Issues with the manager

Designing by #Volatility decomposition comes with its challenges. The greatest of them all is dealing with the managers.

Raging managers


Designing from volatility-based decomposition takes time. Much, much longer time than #Functional decomposition, especially when you start out.

By this reason, the managers will breathe down your neck, dubious to the work you’re putting into the design to make it not fail.

You will have to master volatility decomposition before you can try it out on live projects, because the time limit will mean your manager will pull the plug before the first line of code has already been written, or just let someone else do the designing that they know can do it quicker.

Managers will never understand.

Managers don’t want the truth

The truth is that when managers tries to rush the design (as they’ve always tried), which resulted in them getting the product quickly out the door (as they’ve always wanted), they end up killing the project because it was haphazardly put together (which they always are).

You cannot simply convince them “just like that”. Because of how it looks right now, No one understands they are killing projects, and no one would want to receive nor accept that fact.

Managers don’t want to understand.

Dunning-Kruger effect

“Bias of unskilled people”

The managers will be the most unskilled people you will meet when it comes to designing software.

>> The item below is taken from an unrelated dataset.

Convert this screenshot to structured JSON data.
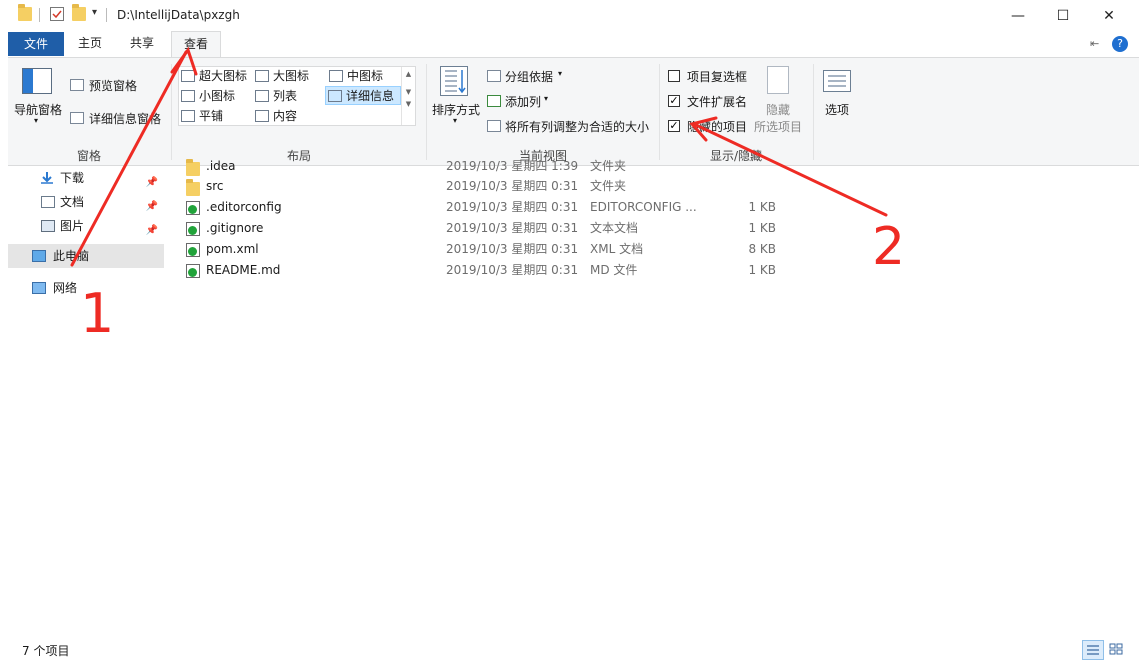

Therefore, they will assume it is easy, or that it can be done quickly.


  • J. Löwy (January 27, 2021), “Righting Software - System Design” [Workshop], NDC London 2021.